"You won't have a job to go to!"
What do you do now?
What are the readily identifiable ethical issues for your decision?
For you personally
Can you allow this situation to continue without seeking a full explanation from the FD? If you do not believe that you can raise the matter with him again, then who can you discuss it with within the organisation? Does the company have a policy for such matters? Is there another director that you could approach?
For the Company
Is there a supportive environment for open discussion of practical dilemmas without a recriminatory, or 'blame', culture?
Is the FD putting through these adjustments on his own behalf or is someone else exerting pressure on him to do so?
Who are the key parties who can influence, or will be affected by, your decision?
- The FD
- The other directors
- The shareholders
- The employees
- Customers and suppliers
- The bank.
What fundamental ethical principles for accountants are most applicable and is there an apparent conflict between them?
Can you retain your integrity by ignoring this issue?
Have you already done enough by raising the issue with the FD? (he has warned you not to raise the issue with him again)
What will happen if the external auditors start to ask questions about the stock adjustments?
The ability to be able to question senior personnel when there is something, which does not appear right.
Professional competence and due care
The need to display professional courage by getting to the bottom of the matter.
Is there any further information (including legal obligations) or discussion that might be relevant?
The possibility exists that the FD is telling the truth and that Sundance & Cassidy Ltd does have stock located at another company's premises.
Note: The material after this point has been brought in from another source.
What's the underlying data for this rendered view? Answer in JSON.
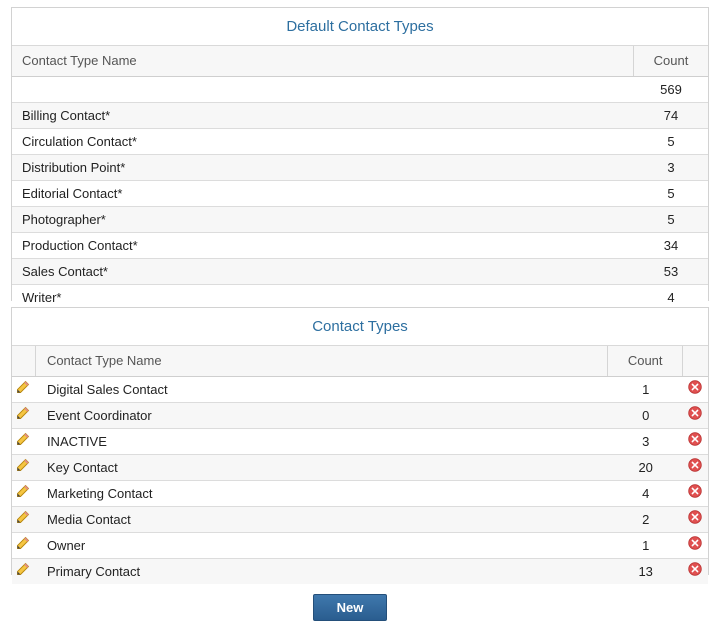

However, if this is the case then why is he not providing evidence to justify his stock adjustments?
Is there a conflict between the 'Guardian' and 'Commercial' strands of an accountant's responsibilities?
If the FD is falsifying the quarterly management accounts then he is bowing to the commercial pressure to ensure that Sundance & Cassidy Ltd is satisfying the funding conditions placed on it by the bank. If the bank covenant terms were breached, the bank could of course take action and the risk would be that Sundance and Cassidy Ltd might be put out of business if the funding package was withdrawn or not renewed. The requirements of the 'Guardian' role are for the accountant to ensure that the monthly management accounts are a fair representation of the company's financial performance and position.
Based on the information available, is there scope for an imaginative solution?
Are there any other comments?